**Problem to solve:** Would you copy the full listing that follows without changing a thing?

**Supplied entries:**
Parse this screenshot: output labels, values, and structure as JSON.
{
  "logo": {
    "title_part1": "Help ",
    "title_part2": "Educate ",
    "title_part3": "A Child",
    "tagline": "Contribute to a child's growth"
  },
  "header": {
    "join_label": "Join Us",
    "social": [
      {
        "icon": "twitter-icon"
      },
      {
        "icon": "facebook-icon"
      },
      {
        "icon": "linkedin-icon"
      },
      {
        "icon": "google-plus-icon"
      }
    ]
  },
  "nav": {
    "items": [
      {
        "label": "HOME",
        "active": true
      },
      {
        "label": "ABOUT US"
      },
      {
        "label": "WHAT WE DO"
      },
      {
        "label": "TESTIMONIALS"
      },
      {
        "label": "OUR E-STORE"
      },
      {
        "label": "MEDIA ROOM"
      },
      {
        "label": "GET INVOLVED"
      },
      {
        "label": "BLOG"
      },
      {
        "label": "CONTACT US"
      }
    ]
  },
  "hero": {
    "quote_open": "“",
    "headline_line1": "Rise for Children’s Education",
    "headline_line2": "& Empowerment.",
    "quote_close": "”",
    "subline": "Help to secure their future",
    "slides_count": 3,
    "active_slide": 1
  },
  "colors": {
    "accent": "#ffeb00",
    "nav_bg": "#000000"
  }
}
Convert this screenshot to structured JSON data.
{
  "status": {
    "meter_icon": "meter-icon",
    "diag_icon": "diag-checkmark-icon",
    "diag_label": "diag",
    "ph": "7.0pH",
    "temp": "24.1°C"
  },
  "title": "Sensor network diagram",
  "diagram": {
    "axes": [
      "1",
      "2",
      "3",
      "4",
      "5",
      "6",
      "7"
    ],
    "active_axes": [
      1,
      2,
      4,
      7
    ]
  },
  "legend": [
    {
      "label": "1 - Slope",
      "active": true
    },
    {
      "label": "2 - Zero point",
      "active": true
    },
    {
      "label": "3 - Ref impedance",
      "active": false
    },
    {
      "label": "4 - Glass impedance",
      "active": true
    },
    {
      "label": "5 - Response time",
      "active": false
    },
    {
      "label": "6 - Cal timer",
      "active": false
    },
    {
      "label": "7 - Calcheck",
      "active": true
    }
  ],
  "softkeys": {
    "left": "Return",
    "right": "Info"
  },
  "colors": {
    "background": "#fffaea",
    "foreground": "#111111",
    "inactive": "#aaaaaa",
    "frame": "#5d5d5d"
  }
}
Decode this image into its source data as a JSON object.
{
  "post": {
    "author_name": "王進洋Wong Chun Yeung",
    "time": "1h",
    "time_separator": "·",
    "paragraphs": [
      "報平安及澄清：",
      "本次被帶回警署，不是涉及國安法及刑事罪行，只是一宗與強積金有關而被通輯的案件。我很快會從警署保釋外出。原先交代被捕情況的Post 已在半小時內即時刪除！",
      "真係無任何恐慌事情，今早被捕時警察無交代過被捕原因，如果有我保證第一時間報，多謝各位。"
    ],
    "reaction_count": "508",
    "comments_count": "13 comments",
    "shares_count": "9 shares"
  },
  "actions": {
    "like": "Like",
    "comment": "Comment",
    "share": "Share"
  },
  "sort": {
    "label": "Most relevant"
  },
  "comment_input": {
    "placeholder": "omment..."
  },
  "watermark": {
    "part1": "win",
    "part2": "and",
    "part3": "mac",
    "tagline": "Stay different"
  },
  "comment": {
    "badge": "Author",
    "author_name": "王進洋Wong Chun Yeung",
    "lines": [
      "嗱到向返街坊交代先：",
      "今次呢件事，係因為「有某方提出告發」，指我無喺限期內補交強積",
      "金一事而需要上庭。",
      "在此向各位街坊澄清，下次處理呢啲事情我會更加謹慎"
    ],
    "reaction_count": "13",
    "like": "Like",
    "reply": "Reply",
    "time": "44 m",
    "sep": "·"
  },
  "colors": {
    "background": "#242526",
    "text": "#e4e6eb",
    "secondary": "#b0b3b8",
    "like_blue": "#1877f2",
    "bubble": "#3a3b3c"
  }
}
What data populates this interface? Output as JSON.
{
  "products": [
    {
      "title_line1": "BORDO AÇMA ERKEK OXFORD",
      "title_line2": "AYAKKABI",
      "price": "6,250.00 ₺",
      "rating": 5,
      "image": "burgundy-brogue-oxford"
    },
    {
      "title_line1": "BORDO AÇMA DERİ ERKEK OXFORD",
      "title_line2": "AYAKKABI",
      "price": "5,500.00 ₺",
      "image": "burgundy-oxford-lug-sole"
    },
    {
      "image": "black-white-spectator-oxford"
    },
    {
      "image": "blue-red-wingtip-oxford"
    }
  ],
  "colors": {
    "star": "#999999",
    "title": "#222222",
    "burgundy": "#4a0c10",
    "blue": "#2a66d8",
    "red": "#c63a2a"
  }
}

**Reply:**
Parse this screenshot: output labels, values, and structure as JSON.
{
  "logo": {
    "title_part1": "Help ",
    "title_part2": "Educate ",
    "title_part3": "A Child",
    "tagline": "Contribute to a child's growth"
  },
  "header": {
    "join_label": "Join Us",
    "social": [
      {
        "icon": "twitter-icon"
      },
      {
        "icon": "facebook-icon"
      },
      {
        "icon": "linkedin-icon"
      },
      {
        "icon": "google-plus-icon"
      }
    ]
  },
  "nav": {
    "items": [
      {
        "label": "HOME",
        "active": true
      },
      {
        "label": "ABOUT US"
      },
      {
        "label": "WHAT WE DO"
      },
      {
        "label": "TESTIMONIALS"
      },
      {
        "label": "OUR E-STORE"
      },
      {
        "label": "MEDIA ROOM"
      },
      {
        "label": "GET INVOLVED"
      },
      {
        "label": "BLOG"
      },
      {
        "label": "CONTACT US"
      }
    ]
  },
  "hero": {
    "quote_open": "“",
    "headline_line1": "Rise for Children’s Education",
    "headline_line2": "& Empowerment.",
    "quote_close": "”",
    "subline": "Help to secure their future",
    "slides_count": 3,
    "active_slide": 1
  },
  "colors": {
    "accent": "#ffeb00",
    "nav_bg": "#000000"
  }
}
Convert this screenshot to structured JSON data.
{
  "status": {
    "meter_icon": "meter-icon",
    "diag_icon": "diag-checkmark-icon",
    "diag_label": "diag",
    "ph": "7.0pH",
    "temp": "24.1°C"
  },
  "title": "Sensor network diagram",
  "diagram": {
    "axes": [
      "1",
      "2",
      "3",
      "4",
      "5",
      "6",
      "7"
    ],
    "active_axes": [
      1,
      2,
      4,
      7
    ]
  },
  "legend": [
    {
      "label": "1 - Slope",
      "active": true
    },
    {
      "label": "2 - Zero point",
      "active": true
    },
    {
      "label": "3 - Ref impedance",
      "active": false
    },
    {
      "label": "4 - Glass impedance",
      "active": true
    },
    {
      "label": "5 - Response time",
      "active": false
    },
    {
      "label": "6 - Cal timer",
      "active": false
    },
    {
      "label": "7 - Calcheck",
      "active": true
    }
  ],
  "softkeys": {
    "left": "Return",
    "right": "Info"
  },
  "colors": {
    "background": "#fffaea",
    "foreground": "#111111",
    "inactive": "#aaaaaa",
    "frame": "#5d5d5d"
  }
}
Decode this image into its source data as a JSON object.
{
  "post": {
    "author_name": "王進洋Wong Chun Yeung",
    "time": "1h",
    "time_separator": "·",
    "paragraphs": [
      "報平安及澄清：",
      "本次被帶回警署，不是涉及國安法及刑事罪行，只是一宗與強積金有關而被通輯的案件。我很快會從警署保釋外出。原先交代被捕情況的Post 已在半小時內即時刪除！",
      "真係無任何恐慌事情，今早被捕時警察無交代過被捕原因，如果有我保證第一時間報，多謝各位。"
    ],
    "reaction_count": "508",
    "comments_count": "13 comments",
    "shares_count": "9 shares"
  },
  "actions": {
    "like": "Like",
    "comment": "Comment",
    "share": "Share"
  },
  "sort": {
    "label": "Most relevant"
  },
  "comment_input": {
    "placeholder": "omment..."
  },
  "watermark": {
    "part1": "win",
    "part2": "and",
    "part3": "mac",
    "tagline": "Stay different"
  },
  "comment": {
    "badge": "Author",
    "author_name": "王進洋Wong Chun Yeung",
    "lines": [
      "嗱到向返街坊交代先：",
      "今次呢件事，係因為「有某方提出告發」，指我無喺限期內補交強積",
      "金一事而需要上庭。",
      "在此向各位街坊澄清，下次處理呢啲事情我會更加謹慎"
    ],
    "reaction_count": "13",
    "like": "Like",
    "reply": "Reply",
    "time": "44 m",
    "sep": "·"
  },
  "colors": {
    "background": "#242526",
    "text": "#e4e6eb",
    "secondary": "#b0b3b8",
    "like_blue": "#1877f2",
    "bubble": "#3a3b3c"
  }
}
What data populates this interface? Output as JSON.
{
  "products": [
    {
      "title_line1": "BORDO AÇMA ERKEK OXFORD",
      "title_line2": "AYAKKABI",
      "price": "6,250.00 ₺",
      "rating": 5,
      "image": "burgundy-brogue-oxford"
    },
    {
      "title_line1": "BORDO AÇMA DERİ ERKEK OXFORD",
      "title_line2": "AYAKKABI",
      "price": "5,500.00 ₺",
      "image": "burgundy-oxford-lug-sole"
    },
    {
      "image": "black-white-spectator-oxford"
    },
    {
      "image": "blue-red-wingtip-oxford"
    }
  ],
  "colors": {
    "star": "#999999",
    "title": "#222222",
    "burgundy": "#4a0c10",
    "blue": "#2a66d8",
    "red": "#c63a2a"
  }
}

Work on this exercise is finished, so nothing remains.